**TASK OBJECTIVE:** Filter the entries below down to the lines that hold "Площадь".

◇ ◇ ◇ ◇ ◇ ◇ ◇

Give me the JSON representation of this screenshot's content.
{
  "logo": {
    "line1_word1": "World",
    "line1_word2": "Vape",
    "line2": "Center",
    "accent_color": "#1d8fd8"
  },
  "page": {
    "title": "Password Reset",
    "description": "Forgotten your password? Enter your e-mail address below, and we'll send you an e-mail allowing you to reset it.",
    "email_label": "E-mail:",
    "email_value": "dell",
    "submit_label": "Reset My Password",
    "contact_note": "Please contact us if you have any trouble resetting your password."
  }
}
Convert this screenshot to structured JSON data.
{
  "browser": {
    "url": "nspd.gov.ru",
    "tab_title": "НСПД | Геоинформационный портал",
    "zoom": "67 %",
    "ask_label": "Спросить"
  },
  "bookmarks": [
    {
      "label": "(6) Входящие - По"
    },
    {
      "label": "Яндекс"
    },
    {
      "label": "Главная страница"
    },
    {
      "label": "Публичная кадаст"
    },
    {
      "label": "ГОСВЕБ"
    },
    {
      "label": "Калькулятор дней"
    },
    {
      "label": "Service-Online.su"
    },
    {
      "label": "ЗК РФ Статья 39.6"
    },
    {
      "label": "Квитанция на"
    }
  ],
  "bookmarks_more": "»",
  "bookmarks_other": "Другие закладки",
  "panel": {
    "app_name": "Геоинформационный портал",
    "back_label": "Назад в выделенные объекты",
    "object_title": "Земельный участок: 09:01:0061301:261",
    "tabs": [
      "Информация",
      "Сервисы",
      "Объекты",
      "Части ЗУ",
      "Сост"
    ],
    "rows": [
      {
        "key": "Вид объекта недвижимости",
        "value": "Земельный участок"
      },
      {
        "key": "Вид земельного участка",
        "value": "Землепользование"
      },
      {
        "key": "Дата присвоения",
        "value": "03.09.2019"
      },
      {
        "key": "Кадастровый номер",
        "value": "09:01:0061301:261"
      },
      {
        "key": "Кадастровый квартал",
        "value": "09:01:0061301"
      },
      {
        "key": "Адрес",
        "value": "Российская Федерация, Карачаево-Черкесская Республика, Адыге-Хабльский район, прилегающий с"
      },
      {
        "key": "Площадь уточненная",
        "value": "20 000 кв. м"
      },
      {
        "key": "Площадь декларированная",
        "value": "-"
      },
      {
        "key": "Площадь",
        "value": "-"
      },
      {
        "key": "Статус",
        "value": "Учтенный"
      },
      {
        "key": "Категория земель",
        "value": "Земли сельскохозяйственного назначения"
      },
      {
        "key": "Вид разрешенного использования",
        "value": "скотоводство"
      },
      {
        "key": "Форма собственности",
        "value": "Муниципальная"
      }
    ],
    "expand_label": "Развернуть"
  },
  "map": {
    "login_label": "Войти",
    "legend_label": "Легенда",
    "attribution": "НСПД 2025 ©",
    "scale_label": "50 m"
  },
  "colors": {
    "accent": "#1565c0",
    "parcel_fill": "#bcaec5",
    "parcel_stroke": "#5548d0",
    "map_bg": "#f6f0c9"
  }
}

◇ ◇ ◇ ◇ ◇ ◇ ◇

**SOLUTION:**
        "key": "Площадь уточненная",
        "key": "Площадь декларированная",
        "key": "Площадь",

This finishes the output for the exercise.